- _To do_
Verbatim copy, images excluded: write out each record shown below.
[Data under study — start]
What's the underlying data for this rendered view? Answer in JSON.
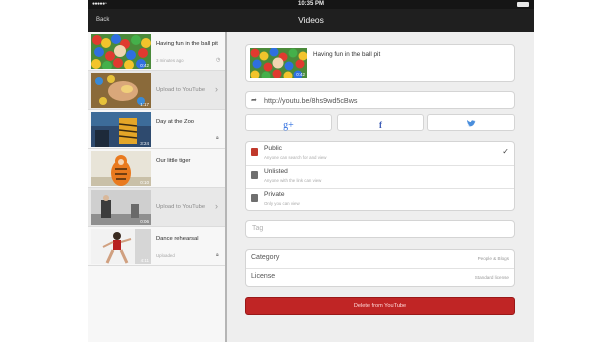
{
  "status_bar": {
    "time": "10:35 PM"
  },
  "nav": {
    "back_label": "Back",
    "title": "Videos"
  },
  "sidebar": {
    "items": [
      {
        "title": "Having fun in the ball pit",
        "subtitle": "3 minutes ago",
        "duration": "0:42",
        "status_icon": "clock-icon"
      },
      {
        "title": "Upload to YouTube",
        "subtitle": "",
        "duration": "1:17",
        "status_icon": "chevron-right-icon"
      },
      {
        "title": "Day at the Zoo",
        "subtitle": "",
        "duration": "3:24",
        "status_icon": "lock-icon"
      },
      {
        "title": "Our little tiger",
        "subtitle": "",
        "duration": "0:10",
        "status_icon": ""
      },
      {
        "title": "Upload to YouTube",
        "subtitle": "",
        "duration": "0:06",
        "status_icon": "chevron-right-icon"
      },
      {
        "title": "Dance rehearsal",
        "subtitle": "Uploaded",
        "duration": "4:11",
        "status_icon": "lock-icon"
      }
    ]
  },
  "detail": {
    "video_title": "Having fun in the ball pit",
    "video_duration": "0:42",
    "url": "http://youtu.be/8hs9wd5cBws",
    "share": {
      "google_plus": "g+",
      "facebook": "f",
      "twitter": "twitter-bird-icon"
    },
    "privacy": [
      {
        "label": "Public",
        "description": "Anyone can search for and view",
        "selected": true,
        "icon": "globe-icon"
      },
      {
        "label": "Unlisted",
        "description": "Anyone with the link can view",
        "selected": false,
        "icon": "lock-icon"
      },
      {
        "label": "Private",
        "description": "Only you can view",
        "selected": false,
        "icon": "lock-icon"
      }
    ],
    "tag_placeholder": "Tag",
    "category_label": "Category",
    "category_value": "People & Blogs",
    "license_label": "License",
    "license_value": "Standard license",
    "delete_label": "Delete from YouTube"
  },
  "colors": {
    "delete_red": "#c02525",
    "nav_dark": "#1f1f1f",
    "public_red": "#c0392b"
  }
}
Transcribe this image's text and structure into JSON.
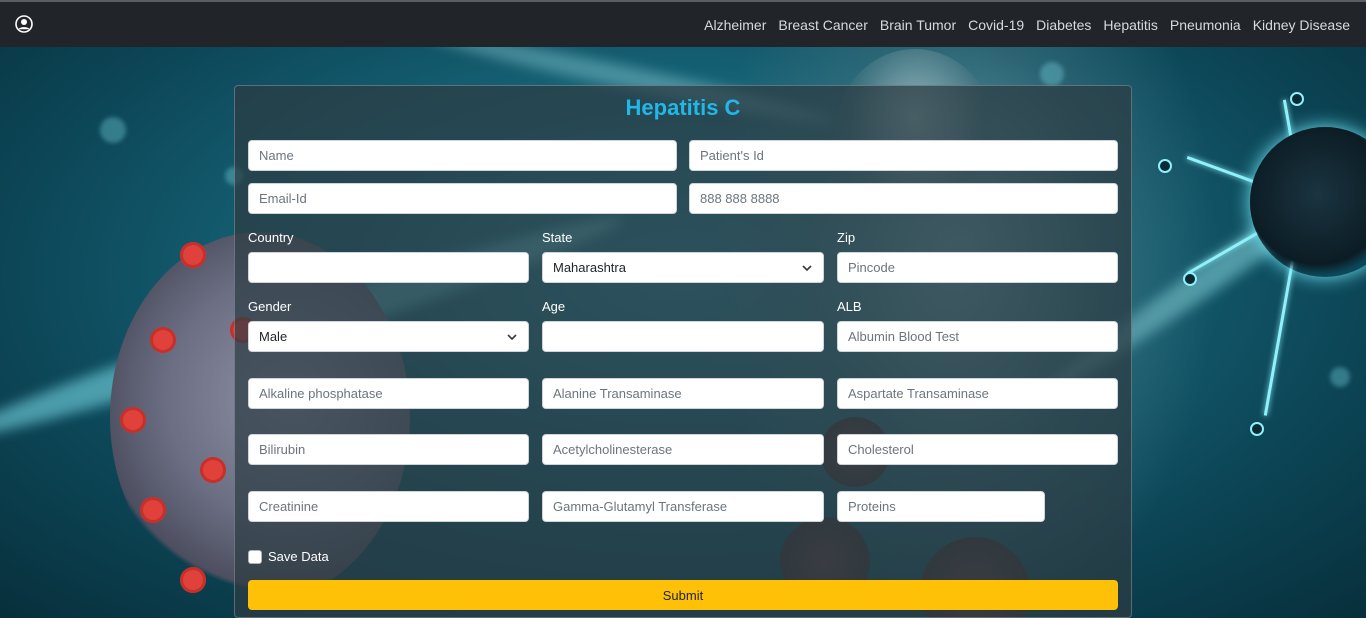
{
  "navbar": {
    "brand_icon": "user-circle-icon",
    "links": [
      "Alzheimer",
      "Breast Cancer",
      "Brain Tumor",
      "Covid-19",
      "Diabetes",
      "Hepatitis",
      "Pneumonia",
      "Kidney Disease"
    ]
  },
  "form": {
    "title": "Hepatitis C",
    "name_placeholder": "Name",
    "patient_id_placeholder": "Patient's Id",
    "email_placeholder": "Email-Id",
    "phone_placeholder": "888 888 8888",
    "country_label": "Country",
    "country_value": "",
    "state_label": "State",
    "state_value": "Maharashtra",
    "zip_label": "Zip",
    "zip_placeholder": "Pincode",
    "gender_label": "Gender",
    "gender_value": "Male",
    "age_label": "Age",
    "age_value": "",
    "alb_label": "ALB",
    "alb_placeholder": "Albumin Blood Test",
    "alp_placeholder": "Alkaline phosphatase",
    "alt_placeholder": "Alanine Transaminase",
    "ast_placeholder": "Aspartate Transaminase",
    "bil_placeholder": "Bilirubin",
    "che_placeholder": "Acetylcholinesterase",
    "chol_placeholder": "Cholesterol",
    "crea_placeholder": "Creatinine",
    "ggt_placeholder": "Gamma-Glutamyl Transferase",
    "prot_placeholder": "Proteins",
    "save_label": "Save Data",
    "submit_label": "Submit"
  },
  "colors": {
    "navbar_bg": "#212529",
    "title": "#22b7e6",
    "submit_bg": "#ffc107"
  }
}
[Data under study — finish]
- _Final answer_
What's the underlying data for this rendered view? Answer in JSON.
{
  "status_bar": {
    "time": "10:35 PM"
  },
  "nav": {
    "back_label": "Back",
    "title": "Videos"
  },
  "sidebar": {
    "items": [
      {
        "title": "Having fun in the ball pit",
        "subtitle": "3 minutes ago",
        "duration": "0:42",
        "status_icon": "clock-icon"
      },
      {
        "title": "Upload to YouTube",
        "subtitle": "",
        "duration": "1:17",
        "status_icon": "chevron-right-icon"
      },
      {
        "title": "Day at the Zoo",
        "subtitle": "",
        "duration": "3:24",
        "status_icon": "lock-icon"
      },
      {
        "title": "Our little tiger",
        "subtitle": "",
        "duration": "0:10",
        "status_icon": ""
      },
      {
        "title": "Upload to YouTube",
        "subtitle": "",
        "duration": "0:06",
        "status_icon": "chevron-right-icon"
      },
      {
        "title": "Dance rehearsal",
        "subtitle": "Uploaded",
        "duration": "4:11",
        "status_icon": "lock-icon"
      }
    ]
  },
  "detail": {
    "video_title": "Having fun in the ball pit",
    "video_duration": "0:42",
    "url": "http://youtu.be/8hs9wd5cBws",
    "share": {
      "google_plus": "g+",
      "facebook": "f",
      "twitter": "twitter-bird-icon"
    },
    "privacy": [
      {
        "label": "Public",
        "description": "Anyone can search for and view",
        "selected": true,
        "icon": "globe-icon"
      },
      {
        "label": "Unlisted",
        "description": "Anyone with the link can view",
        "selected": false,
        "icon": "lock-icon"
      },
      {
        "label": "Private",
        "description": "Only you can view",
        "selected": false,
        "icon": "lock-icon"
      }
    ],
    "tag_placeholder": "Tag",
    "category_label": "Category",
    "category_value": "People & Blogs",
    "license_label": "License",
    "license_value": "Standard license",
    "delete_label": "Delete from YouTube"
  },
  "colors": {
    "delete_red": "#c02525",
    "nav_dark": "#1f1f1f",
    "public_red": "#c0392b"
  }
}
Transcribe this image's text and structure into JSON.
{
  "navbar": {
    "brand_icon": "user-circle-icon",
    "links": [
      "Alzheimer",
      "Breast Cancer",
      "Brain Tumor",
      "Covid-19",
      "Diabetes",
      "Hepatitis",
      "Pneumonia",
      "Kidney Disease"
    ]
  },
  "form": {
    "title": "Hepatitis C",
    "name_placeholder": "Name",
    "patient_id_placeholder": "Patient's Id",
    "email_placeholder": "Email-Id",
    "phone_placeholder": "888 888 8888",
    "country_label": "Country",
    "country_value": "",
    "state_label": "State",
    "state_value": "Maharashtra",
    "zip_label": "Zip",
    "zip_placeholder": "Pincode",
    "gender_label": "Gender",
    "gender_value": "Male",
    "age_label": "Age",
    "age_value": "",
    "alb_label": "ALB",
    "alb_placeholder": "Albumin Blood Test",
    "alp_placeholder": "Alkaline phosphatase",
    "alt_placeholder": "Alanine Transaminase",
    "ast_placeholder": "Aspartate Transaminase",
    "bil_placeholder": "Bilirubin",
    "che_placeholder": "Acetylcholinesterase",
    "chol_placeholder": "Cholesterol",
    "crea_placeholder": "Creatinine",
    "ggt_placeholder": "Gamma-Glutamyl Transferase",
    "prot_placeholder": "Proteins",
    "save_label": "Save Data",
    "submit_label": "Submit"
  },
  "colors": {
    "navbar_bg": "#212529",
    "title": "#22b7e6",
    "submit_bg": "#ffc107"
  }
}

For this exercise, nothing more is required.